ELISE LABOTT, CNN GLOBAL AFFAIRS CORRESPONDENT: There are, Wolf. New warning tonight from America's top diplomat who says Kim's growing nuclear arsenal is the world's number one threat. Donald Trump says he's ready to talk to the reclusive North Korean leader to try and curb that threat. But Kim is rejecting to offer as not serious and nothing more than a campaign ploy.
LABOTT (voice-over): Tonight in Asia, Secretary of State John Kerry warning about the dangers of Kim Jong-un's growing nuclear arsenal. JOHN KERRY, SECRETARY OF STATE: The primary threat of the entire
region is North Korea, Kim Jong un and the proliferation activities of the DPRK. That's the primary thing. It's actually perhaps the lead threat globally.
LABOTT: This just a week after presumptive Republican nominee Donald Trump told "Reuters" he's ready to be the first sitting American president to sit down with the reclusive North Korean leader to try and stop his nuclear program.
DONALD TRUMP (R), PRESIDENTIAL CANDIDATE: I would speak to him. I would have no problem speaking to him.
LABOTT: Now North Korea is responding, the country's envoy flatly rejecting the suggestion, calling it nonsense and propaganda.
Trump himself called Kim a maniac after his fourth nuclear test in January, but warned such a violent dictator must be taken seriously.
TRUMP: He wiped out the uncle, he wiped this one, that one. I mean, this guy doesn't play games and we can't play games with him.
LABOTT: A confident Kim was just bragging about his regime's nuclear progress at the country's first workers party Congress in 36 years. His ambassador to the U.N. in Geneva who attended the event, said his boss would decide whether to meet with Trump if he is elected, but called his offer to talk insincere, part of the campaign bluster.
Bill Richardson, a former ambassador to U.N., and veteran negotiator with North Korea, favors talks but he calls Trump's idea naive.
BILL RICHARDSON, FORMER NEGOTIATOR WITH NORTH KOREA: You can't just shot and say, like Donald Trump, let's meet, let's talk. That's not going to work. That's not diplomacy. That's reality TV.
LABOTT: In the meantime, North Korean workers are fearing Kim's reach, even in neighboring China, where his regime runs several restaurants. South Korea says several workers pled their jobs to seek asylum in a third undisclosed country, this after 13 North Koreans defected from a restaurant in China earlier this year, in a daring act of defiance.
LABOTT: And a senior policy adviser to the Trump campaign tells us, as president, Donald Trump's foreign policy would be more disciplined than Hillary Clinton's, bringing North Korea into line for the position of strength, using U.S. economic leverage with China and this aide pointed to a failed agreement under Clinton's husband, President Bill Clinton, that he said helped give birth to the North Korean nuclear threat. It's pretty clear that President Clinton's foreign policy is fair game to the Trump campaign in this election.

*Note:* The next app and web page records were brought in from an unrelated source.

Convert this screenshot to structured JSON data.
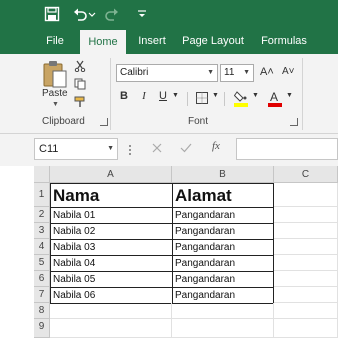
{
  "quick_access": {
    "save_icon": "save-icon",
    "undo_icon": "undo-icon",
    "redo_icon": "redo-icon",
    "customize_icon": "customize-qat-icon"
  },
  "tabs": [
    {
      "label": "File",
      "active": false
    },
    {
      "label": "Home",
      "active": true
    },
    {
      "label": "Insert",
      "active": false
    },
    {
      "label": "Page Layout",
      "active": false
    },
    {
      "label": "Formulas",
      "active": false
    }
  ],
  "ribbon": {
    "clipboard": {
      "group_label": "Clipboard",
      "paste_label": "Paste"
    },
    "font": {
      "group_label": "Font",
      "font_name": "Calibri",
      "font_size": "11",
      "bold_label": "B",
      "italic_label": "I",
      "underline_label": "U",
      "grow_label": "A˄",
      "shrink_label": "A˅",
      "fill_color": "#ffff00",
      "font_color": "#e00000"
    }
  },
  "formula_bar": {
    "name_box": "C11",
    "fx_label": "fx",
    "formula": ""
  },
  "sheet": {
    "columns": [
      "A",
      "B",
      "C"
    ],
    "rows": [
      "1",
      "2",
      "3",
      "4",
      "5",
      "6",
      "7",
      "8",
      "9"
    ],
    "headers": [
      "Nama",
      "Alamat"
    ],
    "data": [
      [
        "Nabila 01",
        "Pangandaran"
      ],
      [
        "Nabila 02",
        "Pangandaran"
      ],
      [
        "Nabila 03",
        "Pangandaran"
      ],
      [
        "Nabila 04",
        "Pangandaran"
      ],
      [
        "Nabila 05",
        "Pangandaran"
      ],
      [
        "Nabila 06",
        "Pangandaran"
      ]
    ]
  },
  "colors": {
    "accent": "#217346",
    "ribbon_bg": "#f3f3f3",
    "header_bg": "#e6e6e6"
  }
}
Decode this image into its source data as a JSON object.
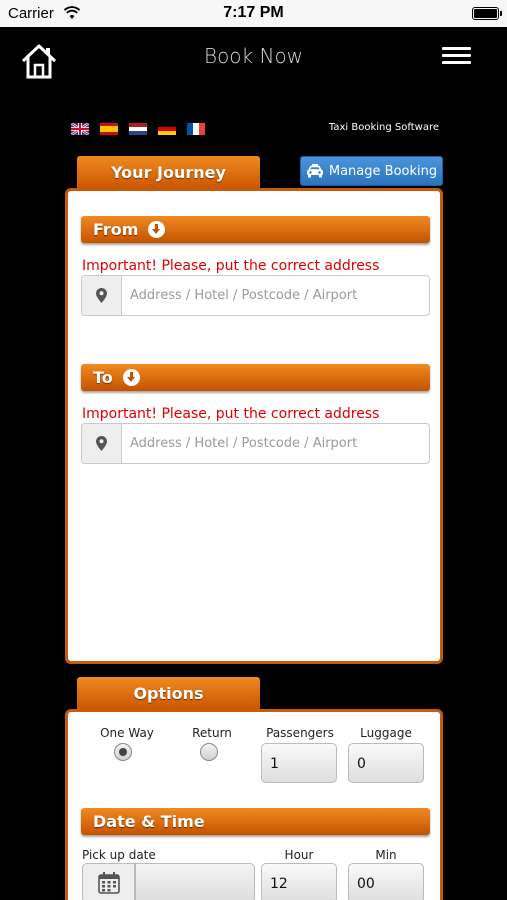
{
  "status_bar": {
    "carrier": "Carrier",
    "time": "7:17 PM",
    "battery_level": 1.0
  },
  "header": {
    "title": "Book Now",
    "home_icon": "home-icon",
    "menu_icon": "hamburger-menu-icon"
  },
  "languages": [
    {
      "name": "flag-uk"
    },
    {
      "name": "flag-spain"
    },
    {
      "name": "flag-netherlands"
    },
    {
      "name": "flag-germany"
    },
    {
      "name": "flag-france"
    }
  ],
  "tagline": "Taxi Booking Software",
  "journey": {
    "tab_label": "Your Journey",
    "manage_button_label": "Manage Booking",
    "from": {
      "label": "From",
      "warning": "Important! Please, put the correct address",
      "placeholder": "Address / Hotel / Postcode / Airport",
      "value": ""
    },
    "to": {
      "label": "To",
      "warning": "Important! Please, put the correct address",
      "placeholder": "Address / Hotel / Postcode / Airport",
      "value": ""
    }
  },
  "options": {
    "tab_label": "Options",
    "one_way_label": "One Way",
    "return_label": "Return",
    "trip_type_selected": "One Way",
    "passengers_label": "Passengers",
    "passengers_value": "1",
    "luggage_label": "Luggage",
    "luggage_value": "0",
    "datetime_label": "Date & Time",
    "pickup_date_label": "Pick up date",
    "pickup_date_value": "",
    "hour_label": "Hour",
    "hour_value": "12",
    "min_label": "Min",
    "min_value": "00"
  },
  "colors": {
    "accent_orange": "#e06a10",
    "panel_border": "#c75b0a",
    "manage_blue": "#2f7cc8",
    "warning_red": "#e00000"
  }
}
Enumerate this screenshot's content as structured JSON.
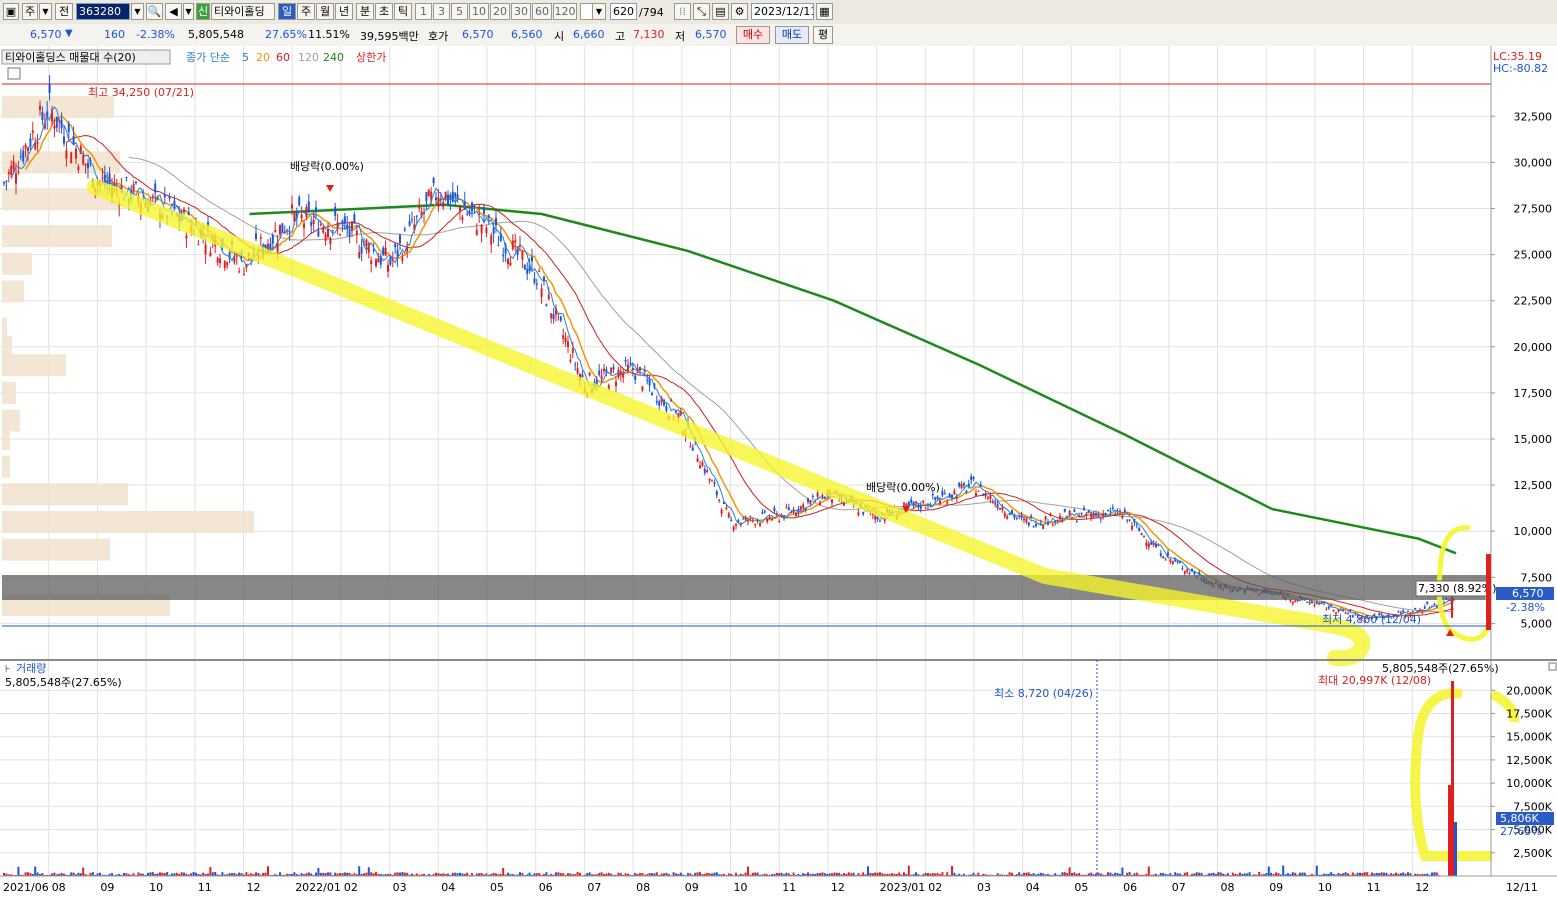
{
  "toolbar": {
    "market": "주",
    "period_select": "전",
    "code": "363280",
    "badge": "신",
    "name": "티와이홀딩",
    "periods": [
      "일",
      "주",
      "월",
      "년",
      "분",
      "초",
      "틱"
    ],
    "active_period": "일",
    "ticks": [
      "1",
      "3",
      "5",
      "10",
      "20",
      "30",
      "60",
      "120"
    ],
    "count": "620",
    "total": "/794",
    "date": "2023/12/11"
  },
  "quote": {
    "price": "6,570",
    "arrow": "▼",
    "change": "160",
    "change_pct": "-2.38%",
    "volume": "5,805,548",
    "vol_ratio": "27.65%",
    "turnover": "11.51%",
    "amount": "39,595백만",
    "bid_label": "호가",
    "ask": "6,570",
    "bid": "6,560",
    "open_label": "시",
    "open": "6,660",
    "high_label": "고",
    "high": "7,130",
    "low_label": "저",
    "low": "6,570",
    "buy_label": "매수",
    "sell_label": "매도",
    "eval_label": "평"
  },
  "legend": {
    "title": "티와이홀딩스 매물대 수(20)",
    "ma_prefix": "종가 단순",
    "ma5": "5",
    "ma20": "20",
    "ma60": "60",
    "ma120": "120",
    "ma240": "240",
    "limit": "상한가",
    "lc": "LC:35.19",
    "hc": "HC:-80.82",
    "volume_title": "거래량",
    "volume_value": "5,805,548주(27.65%)"
  },
  "annotations": {
    "max_price": "최고 34,250 (07/21)",
    "min_price": "최저 4,860 (12/04)",
    "dividend1": "배당락(0.00%)",
    "dividend2": "배당락(0.00%)",
    "last_high": "7,330 (8.92%)",
    "vol_min": "최소 8,720 (04/26)",
    "vol_max": "최대 20,997K (12/08)",
    "vol_top": "5,805,548주(27.65%)"
  },
  "price_tags": {
    "current": "6,570",
    "change": "-2.38%",
    "volume_current": "5,806K",
    "volume_pct": "27.65%"
  },
  "colors": {
    "up": "#e02020",
    "down": "#1c55d8",
    "ma5": "#2a7fd0",
    "ma20": "#f0960a",
    "ma60": "#cc2020",
    "ma120": "#a0a0a0",
    "ma240": "#1e8a1e",
    "highlight": "#f5f52a"
  },
  "chart_data": [
    {
      "type": "line",
      "title": "티와이홀딩스 매물대 수(20)",
      "y_ticks": [
        "32,500",
        "30,000",
        "27,500",
        "25,000",
        "22,500",
        "20,000",
        "17,500",
        "15,000",
        "12,500",
        "10,000",
        "7,500",
        "5,000"
      ],
      "ylim": [
        2000,
        35500
      ],
      "x_ticks": [
        "2021/06",
        "08",
        "09",
        "10",
        "11",
        "12",
        "2022/01",
        "02",
        "03",
        "04",
        "05",
        "06",
        "07",
        "08",
        "09",
        "10",
        "11",
        "12",
        "2023/01",
        "02",
        "03",
        "04",
        "05",
        "06",
        "07",
        "08",
        "09",
        "10",
        "11",
        "12",
        "12/11"
      ],
      "series": [
        {
          "name": "종가",
          "x": [
            "2021/06",
            "2021/07",
            "2021/08",
            "2021/09",
            "2021/10",
            "2021/11",
            "2021/12",
            "2022/01",
            "2022/02",
            "2022/03",
            "2022/04",
            "2022/05",
            "2022/06",
            "2022/07",
            "2022/08",
            "2022/09",
            "2022/10",
            "2022/11",
            "2022/12",
            "2023/01",
            "2023/02",
            "2023/03",
            "2023/04",
            "2023/05",
            "2023/06",
            "2023/07",
            "2023/08",
            "2023/09",
            "2023/10",
            "2023/11",
            "2023/12"
          ],
          "values": [
            28500,
            33000,
            29000,
            28000,
            26500,
            24500,
            27000,
            26500,
            24500,
            28500,
            26500,
            24000,
            18000,
            18800,
            16000,
            10500,
            10800,
            12000,
            10800,
            11500,
            12500,
            10500,
            10800,
            11000,
            8500,
            7000,
            6700,
            6100,
            5300,
            5600,
            6570
          ]
        },
        {
          "name": "240",
          "x": [
            "2021/11",
            "2022/03",
            "2022/05",
            "2022/08",
            "2022/11",
            "2023/02",
            "2023/05",
            "2023/08",
            "2023/11",
            "2023/12"
          ],
          "values": [
            27200,
            27700,
            27200,
            25200,
            22500,
            19000,
            15200,
            11200,
            9600,
            8800
          ]
        }
      ]
    },
    {
      "type": "bar",
      "title": "거래량",
      "y_ticks": [
        "20,000K",
        "17,500K",
        "15,000K",
        "12,500K",
        "10,000K",
        "7,500K",
        "5,000K",
        "2,500K"
      ],
      "ylim": [
        0,
        21000
      ],
      "x": [
        "2023/12/07",
        "2023/12/08",
        "2023/12/11"
      ],
      "values": [
        9800,
        20997,
        5806
      ]
    }
  ]
}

BLITZER: A serious issue that they should debate, obviously.
Elise, thanks very much for that report. That's it for me. Thanks very much for watching. Please be sure to
join us right here in THE SITUATION ROOM tomorrow.
"ERIN BURNETT OUTFRONT" starts right now.